>Gloom everywhere in the car industry. Chrysler is going for a song to Fiat… and GM is going, well, bust – in a carefully managed, politically sensitive sort of way. And it’s not much better in Europe. Sales of new cars across Europe fell by 9% in March 2009 compared with a year ago, according to the European Automobile Manufacturers’ Association.
>Teufel! The car in front is a Toyota
But wait, what’s this? In Germany, Europe’s largest car market, sales are actually up – and by an astonishing 40% last month. The reason for this anomaly is not hard to fathom. It’s called scrappage, which means the state doles out cash (€2,500 in Germany) if you exchange your old banger for a new, or near-new, vehicle. Wunderbar! Let’s all have more of it. Even at this moment Alistair Darling is preparing a parallel scheme for the Budget, and Gordon Brown has as usual gone overboard by promising to save the consumer – if not the world – £5,000 on the cost of a new electric car. Never mind that these vehicles are, to date, technically inadequate for most daily usage.
Before getting over-excited let’s take a closer look at the German scheme, for all is not what it seems. Yes, car sales have soared. But have the German car marques – BMW, Mercedes, Porsche, Audi and VW – been the main beneficiaries? No they have not. Not many of their models, even in nearly new condition, are priced under €10,000. The cars in front are foreign-owned Toyota, Nissan and Honda. So much for propping up the German car-manufacturing sector.

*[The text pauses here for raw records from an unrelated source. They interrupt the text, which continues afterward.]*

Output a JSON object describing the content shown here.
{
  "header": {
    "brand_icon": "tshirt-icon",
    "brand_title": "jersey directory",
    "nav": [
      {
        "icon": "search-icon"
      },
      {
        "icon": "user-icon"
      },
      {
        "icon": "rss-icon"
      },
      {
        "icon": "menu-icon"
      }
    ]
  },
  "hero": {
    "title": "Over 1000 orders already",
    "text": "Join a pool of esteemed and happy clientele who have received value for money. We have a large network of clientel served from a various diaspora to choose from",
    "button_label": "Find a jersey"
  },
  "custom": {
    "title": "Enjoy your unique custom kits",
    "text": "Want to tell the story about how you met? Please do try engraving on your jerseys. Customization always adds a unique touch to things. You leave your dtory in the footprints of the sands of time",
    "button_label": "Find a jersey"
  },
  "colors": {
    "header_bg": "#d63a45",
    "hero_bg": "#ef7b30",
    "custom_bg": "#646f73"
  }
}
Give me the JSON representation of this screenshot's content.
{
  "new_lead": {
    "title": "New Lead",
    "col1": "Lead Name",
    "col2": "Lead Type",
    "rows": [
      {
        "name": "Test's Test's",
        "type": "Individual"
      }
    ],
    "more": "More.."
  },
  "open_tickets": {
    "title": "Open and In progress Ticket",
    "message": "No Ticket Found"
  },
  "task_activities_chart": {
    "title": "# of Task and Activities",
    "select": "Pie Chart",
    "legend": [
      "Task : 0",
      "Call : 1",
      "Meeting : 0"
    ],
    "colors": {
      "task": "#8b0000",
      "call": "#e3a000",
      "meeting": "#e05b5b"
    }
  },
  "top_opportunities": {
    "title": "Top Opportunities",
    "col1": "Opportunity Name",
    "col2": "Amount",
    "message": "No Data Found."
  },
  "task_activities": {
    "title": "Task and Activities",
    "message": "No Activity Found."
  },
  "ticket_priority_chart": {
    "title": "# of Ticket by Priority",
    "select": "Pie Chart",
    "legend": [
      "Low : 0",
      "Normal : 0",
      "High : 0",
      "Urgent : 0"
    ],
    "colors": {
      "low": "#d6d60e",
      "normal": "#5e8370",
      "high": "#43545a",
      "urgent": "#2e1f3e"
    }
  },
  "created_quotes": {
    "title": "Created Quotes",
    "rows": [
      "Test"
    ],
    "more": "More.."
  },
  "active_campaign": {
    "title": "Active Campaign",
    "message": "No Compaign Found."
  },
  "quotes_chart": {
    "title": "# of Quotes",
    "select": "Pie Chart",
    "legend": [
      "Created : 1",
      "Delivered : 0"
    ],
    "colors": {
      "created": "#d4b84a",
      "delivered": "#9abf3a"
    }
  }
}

It’s no wonder Sarko thinks German chancellor Angela Merkel “doesn’t get it”.